Stafford Loans do come with strict eligibility requirements and borrowing limits. Annual and lifetime limits vary based on the type of program a student is enrolled in, the cost of attendance, the borrower’s dependency status, and level of degree.
The fees associated with Stafford Loans are on average 1.0% of the loan balance.
Are Stafford loans subsidized or unsubsidized? What is a subsized loan?
Stafford Loans can be either subsidized or unsubsidized. Subsidized loans do not charge interest to students while they are attending school on at least a half time basis, or during authorized times of deferment (such as during approved economic hardship.) Subsidized Stafford Loans are only given to undergraduate students who can demonstrate financial need.
Unsubsidized Stafford Loans begin accruing interest from the date of disbursement. Borrowers are fully responsible for paying the interest on the loan. All students, including those in professional or graduate school, that are eligible for federal aid are eligible for Unsubsidized Stafford Loans. However, the borrower’s school determines the amount that can be received based on the cost of attendance and any other financial aid received.
Which is better, a subsidized or unsubsidized loan?
Federal subsidized and unsubsidized direct federal loans for undergraduates carry the same low, fixed interest rate, so it is generally a good idea to take out a subsidized loan before taking on additional debt with an unsubsidized loan. For more information on paying for your education with subsidized and unsubsidized loans, go here.
What is the direct loan program?
The Direct Loan program is the program through which the U.S. Department of Education offers borrowers various types of student loans, including Stafford loans.
Stafford Loan Interest Rates
In recent years, Subsidized and Unsubsidized Stafford loans have had the same interest rate associated with each loan. The period between mid 2008 and 2013, unsubsidized loans had higher interest rates.
Historical interest rates by academic year are shown below.
|Academic Year||Undergraduate Subsidized Loans||Undergraduate Unsubsidized Loans|
How Do I Apply for a Stafford Loan?
Eligibility for Stafford Loans is determined by the FAFSA, the Free Application for Federal Student Aid. A borrower’s FAFSA is sent to the academic institution listed on the application with the expected family contribution level (EFC) of the borrower. The school will then determine the amount of aid that can be given in the form of Subsidized and/or Unsubsidized Stafford Loans.
Is there a cap on student loans?
There are certain limits to how much money you can borrow in federal student loans. If you are an undergraduate student you can borrow a maximum of $12,500 per year in Direct Subsidized Loans and Direct Unsubsidized Loans depending on certain factors, including your year in college.
For graduate students, the maximum is $20,500 each year in Direct Unsubsidized Loans, with the remaining costs that are not covered by other financial aid, which can be covered by Direct PLUS Loans.
Can Stafford Loans be consolidated or refinanced?
Stafford loans are eligible for consolidation under the Direct Consolidation Program. This program will consolidate all eligible federal loan debt into one loan with a monthly repayment based on the weighted-average repayments of the consolidated loans, with a new servicer and loan term.

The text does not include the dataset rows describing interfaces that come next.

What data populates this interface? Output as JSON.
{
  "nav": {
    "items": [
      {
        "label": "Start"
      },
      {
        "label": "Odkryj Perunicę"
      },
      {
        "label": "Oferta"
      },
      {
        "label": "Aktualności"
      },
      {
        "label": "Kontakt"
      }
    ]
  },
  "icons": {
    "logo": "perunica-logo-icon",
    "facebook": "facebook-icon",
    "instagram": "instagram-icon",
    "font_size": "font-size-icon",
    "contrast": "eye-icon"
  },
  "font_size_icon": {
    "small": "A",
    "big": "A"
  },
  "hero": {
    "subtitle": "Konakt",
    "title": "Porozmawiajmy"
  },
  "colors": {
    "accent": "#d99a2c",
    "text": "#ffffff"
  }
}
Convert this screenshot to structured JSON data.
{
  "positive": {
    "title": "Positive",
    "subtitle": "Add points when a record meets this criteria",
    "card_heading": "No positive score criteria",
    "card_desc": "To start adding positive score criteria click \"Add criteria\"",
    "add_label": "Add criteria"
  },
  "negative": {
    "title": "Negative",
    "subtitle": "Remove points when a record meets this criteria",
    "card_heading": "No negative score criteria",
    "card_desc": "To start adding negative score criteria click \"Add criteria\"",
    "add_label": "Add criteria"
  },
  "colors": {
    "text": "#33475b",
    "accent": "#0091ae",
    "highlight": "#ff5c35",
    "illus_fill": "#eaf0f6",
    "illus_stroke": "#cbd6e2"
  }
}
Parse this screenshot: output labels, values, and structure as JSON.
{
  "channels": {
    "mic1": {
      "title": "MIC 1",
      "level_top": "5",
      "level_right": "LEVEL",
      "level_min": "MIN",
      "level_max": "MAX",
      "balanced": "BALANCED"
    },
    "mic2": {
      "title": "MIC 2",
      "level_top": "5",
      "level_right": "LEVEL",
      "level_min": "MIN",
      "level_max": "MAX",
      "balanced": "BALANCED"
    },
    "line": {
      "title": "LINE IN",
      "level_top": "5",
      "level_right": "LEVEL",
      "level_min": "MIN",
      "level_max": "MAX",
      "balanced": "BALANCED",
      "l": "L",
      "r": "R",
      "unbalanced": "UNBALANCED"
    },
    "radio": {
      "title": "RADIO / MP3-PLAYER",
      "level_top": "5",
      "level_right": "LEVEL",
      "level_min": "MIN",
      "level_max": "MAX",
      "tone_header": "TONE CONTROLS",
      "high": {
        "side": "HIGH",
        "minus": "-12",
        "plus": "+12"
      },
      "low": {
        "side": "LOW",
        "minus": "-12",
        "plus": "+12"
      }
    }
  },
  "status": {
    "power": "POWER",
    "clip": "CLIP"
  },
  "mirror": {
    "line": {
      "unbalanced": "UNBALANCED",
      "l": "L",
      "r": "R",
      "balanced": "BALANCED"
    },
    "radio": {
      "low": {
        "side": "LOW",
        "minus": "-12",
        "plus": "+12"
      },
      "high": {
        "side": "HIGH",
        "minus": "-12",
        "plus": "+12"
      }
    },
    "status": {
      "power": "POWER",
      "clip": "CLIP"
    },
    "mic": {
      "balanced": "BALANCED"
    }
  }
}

Alternatively, creditworthy borrowers can refinance their Stafford Loans with private lenders. It is important to assess some of the federal loan borrower benefits that my be lost with a private loan refinancing, but often borrowers can reduce the overall interest rate and/or the monthly repayment on their student loans through a private student loan consolidation.